**The task:** Set down the full data below exactly as given, please.

Data excerpts:
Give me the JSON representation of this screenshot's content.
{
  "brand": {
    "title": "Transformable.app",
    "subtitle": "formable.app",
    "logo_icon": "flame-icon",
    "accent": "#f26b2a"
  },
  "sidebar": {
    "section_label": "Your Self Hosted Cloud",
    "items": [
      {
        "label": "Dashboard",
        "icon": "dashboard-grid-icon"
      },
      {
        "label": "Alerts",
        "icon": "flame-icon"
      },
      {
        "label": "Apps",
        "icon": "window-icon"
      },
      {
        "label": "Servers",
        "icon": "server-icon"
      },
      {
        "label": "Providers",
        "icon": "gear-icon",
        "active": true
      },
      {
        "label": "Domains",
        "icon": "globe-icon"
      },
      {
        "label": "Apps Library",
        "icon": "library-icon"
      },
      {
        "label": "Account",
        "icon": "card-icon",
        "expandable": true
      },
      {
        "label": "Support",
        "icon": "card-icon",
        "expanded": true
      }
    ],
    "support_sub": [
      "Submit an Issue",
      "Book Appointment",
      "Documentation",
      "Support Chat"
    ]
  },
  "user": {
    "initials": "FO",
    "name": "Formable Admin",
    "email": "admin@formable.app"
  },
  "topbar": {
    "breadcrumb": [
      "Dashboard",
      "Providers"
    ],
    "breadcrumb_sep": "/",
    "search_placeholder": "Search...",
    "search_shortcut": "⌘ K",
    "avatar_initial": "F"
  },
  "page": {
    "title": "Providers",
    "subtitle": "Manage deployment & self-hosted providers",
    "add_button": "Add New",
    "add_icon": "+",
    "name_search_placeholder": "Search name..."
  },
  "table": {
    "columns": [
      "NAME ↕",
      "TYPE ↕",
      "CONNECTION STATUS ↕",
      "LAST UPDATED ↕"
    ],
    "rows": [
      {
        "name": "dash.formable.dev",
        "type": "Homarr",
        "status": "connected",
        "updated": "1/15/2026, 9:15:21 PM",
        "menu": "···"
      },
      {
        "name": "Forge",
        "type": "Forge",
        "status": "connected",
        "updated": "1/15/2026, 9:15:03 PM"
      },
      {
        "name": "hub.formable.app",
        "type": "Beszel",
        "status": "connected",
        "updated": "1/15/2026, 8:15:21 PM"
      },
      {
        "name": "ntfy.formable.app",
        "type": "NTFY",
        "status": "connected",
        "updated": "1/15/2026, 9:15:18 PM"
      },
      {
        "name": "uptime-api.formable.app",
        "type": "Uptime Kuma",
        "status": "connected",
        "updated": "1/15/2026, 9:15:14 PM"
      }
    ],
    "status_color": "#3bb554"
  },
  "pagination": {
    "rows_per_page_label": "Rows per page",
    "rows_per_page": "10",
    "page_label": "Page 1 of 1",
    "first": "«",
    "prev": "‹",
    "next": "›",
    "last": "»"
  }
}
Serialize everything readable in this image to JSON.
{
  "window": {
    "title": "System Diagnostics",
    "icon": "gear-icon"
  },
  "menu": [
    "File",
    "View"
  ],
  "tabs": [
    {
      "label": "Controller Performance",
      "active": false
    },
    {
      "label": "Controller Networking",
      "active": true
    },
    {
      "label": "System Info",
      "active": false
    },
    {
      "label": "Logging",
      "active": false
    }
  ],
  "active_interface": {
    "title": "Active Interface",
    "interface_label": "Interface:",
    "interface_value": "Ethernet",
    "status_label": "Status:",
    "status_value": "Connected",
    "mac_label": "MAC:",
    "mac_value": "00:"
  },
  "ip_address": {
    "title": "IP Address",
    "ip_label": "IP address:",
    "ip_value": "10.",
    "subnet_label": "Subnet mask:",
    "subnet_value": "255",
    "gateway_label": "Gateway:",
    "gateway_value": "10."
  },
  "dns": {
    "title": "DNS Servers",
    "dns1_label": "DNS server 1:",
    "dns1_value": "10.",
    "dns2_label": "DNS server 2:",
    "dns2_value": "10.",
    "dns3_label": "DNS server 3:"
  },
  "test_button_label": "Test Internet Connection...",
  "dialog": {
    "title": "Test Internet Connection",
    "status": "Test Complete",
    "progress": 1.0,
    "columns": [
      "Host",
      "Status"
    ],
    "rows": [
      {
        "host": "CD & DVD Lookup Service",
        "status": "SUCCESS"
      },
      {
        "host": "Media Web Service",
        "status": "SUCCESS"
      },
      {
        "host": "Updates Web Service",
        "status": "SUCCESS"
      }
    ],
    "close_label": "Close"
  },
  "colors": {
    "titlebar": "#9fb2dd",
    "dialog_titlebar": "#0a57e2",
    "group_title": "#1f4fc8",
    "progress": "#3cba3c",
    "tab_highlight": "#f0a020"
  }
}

**Answer space:**
Give me the JSON representation of this screenshot's content.
{
  "brand": {
    "title": "Transformable.app",
    "subtitle": "formable.app",
    "logo_icon": "flame-icon",
    "accent": "#f26b2a"
  },
  "sidebar": {
    "section_label": "Your Self Hosted Cloud",
    "items": [
      {
        "label": "Dashboard",
        "icon": "dashboard-grid-icon"
      },
      {
        "label": "Alerts",
        "icon": "flame-icon"
      },
      {
        "label": "Apps",
        "icon": "window-icon"
      },
      {
        "label": "Servers",
        "icon": "server-icon"
      },
      {
        "label": "Providers",
        "icon": "gear-icon",
        "active": true
      },
      {
        "label": "Domains",
        "icon": "globe-icon"
      },
      {
        "label": "Apps Library",
        "icon": "library-icon"
      },
      {
        "label": "Account",
        "icon": "card-icon",
        "expandable": true
      },
      {
        "label": "Support",
        "icon": "card-icon",
        "expanded": true
      }
    ],
    "support_sub": [
      "Submit an Issue",
      "Book Appointment",
      "Documentation",
      "Support Chat"
    ]
  },
  "user": {
    "initials": "FO",
    "name": "Formable Admin",
    "email": "admin@formable.app"
  },
  "topbar": {
    "breadcrumb": [
      "Dashboard",
      "Providers"
    ],
    "breadcrumb_sep": "/",
    "search_placeholder": "Search...",
    "search_shortcut": "⌘ K",
    "avatar_initial": "F"
  },
  "page": {
    "title": "Providers",
    "subtitle": "Manage deployment & self-hosted providers",
    "add_button": "Add New",
    "add_icon": "+",
    "name_search_placeholder": "Search name..."
  },
  "table": {
    "columns": [
      "NAME ↕",
      "TYPE ↕",
      "CONNECTION STATUS ↕",
      "LAST UPDATED ↕"
    ],
    "rows": [
      {
        "name": "dash.formable.dev",
        "type": "Homarr",
        "status": "connected",
        "updated": "1/15/2026, 9:15:21 PM",
        "menu": "···"
      },
      {
        "name": "Forge",
        "type": "Forge",
        "status": "connected",
        "updated": "1/15/2026, 9:15:03 PM"
      },
      {
        "name": "hub.formable.app",
        "type": "Beszel",
        "status": "connected",
        "updated": "1/15/2026, 8:15:21 PM"
      },
      {
        "name": "ntfy.formable.app",
        "type": "NTFY",
        "status": "connected",
        "updated": "1/15/2026, 9:15:18 PM"
      },
      {
        "name": "uptime-api.formable.app",
        "type": "Uptime Kuma",
        "status": "connected",
        "updated": "1/15/2026, 9:15:14 PM"
      }
    ],
    "status_color": "#3bb554"
  },
  "pagination": {
    "rows_per_page_label": "Rows per page",
    "rows_per_page": "10",
    "page_label": "Page 1 of 1",
    "first": "«",
    "prev": "‹",
    "next": "›",
    "last": "»"
  }
}
Serialize everything readable in this image to JSON.
{
  "window": {
    "title": "System Diagnostics",
    "icon": "gear-icon"
  },
  "menu": [
    "File",
    "View"
  ],
  "tabs": [
    {
      "label": "Controller Performance",
      "active": false
    },
    {
      "label": "Controller Networking",
      "active": true
    },
    {
      "label": "System Info",
      "active": false
    },
    {
      "label": "Logging",
      "active": false
    }
  ],
  "active_interface": {
    "title": "Active Interface",
    "interface_label": "Interface:",
    "interface_value": "Ethernet",
    "status_label": "Status:",
    "status_value": "Connected",
    "mac_label": "MAC:",
    "mac_value": "00:"
  },
  "ip_address": {
    "title": "IP Address",
    "ip_label": "IP address:",
    "ip_value": "10.",
    "subnet_label": "Subnet mask:",
    "subnet_value": "255",
    "gateway_label": "Gateway:",
    "gateway_value": "10."
  },
  "dns": {
    "title": "DNS Servers",
    "dns1_label": "DNS server 1:",
    "dns1_value": "10.",
    "dns2_label": "DNS server 2:",
    "dns2_value": "10.",
    "dns3_label": "DNS server 3:"
  },
  "test_button_label": "Test Internet Connection...",
  "dialog": {
    "title": "Test Internet Connection",
    "status": "Test Complete",
    "progress": 1.0,
    "columns": [
      "Host",
      "Status"
    ],
    "rows": [
      {
        "host": "CD & DVD Lookup Service",
        "status": "SUCCESS"
      },
      {
        "host": "Media Web Service",
        "status": "SUCCESS"
      },
      {
        "host": "Updates Web Service",
        "status": "SUCCESS"
      }
    ],
    "close_label": "Close"
  },
  "colors": {
    "titlebar": "#9fb2dd",
    "dialog_titlebar": "#0a57e2",
    "group_title": "#1f4fc8",
    "progress": "#3cba3c",
    "tab_highlight": "#f0a020"
  }
}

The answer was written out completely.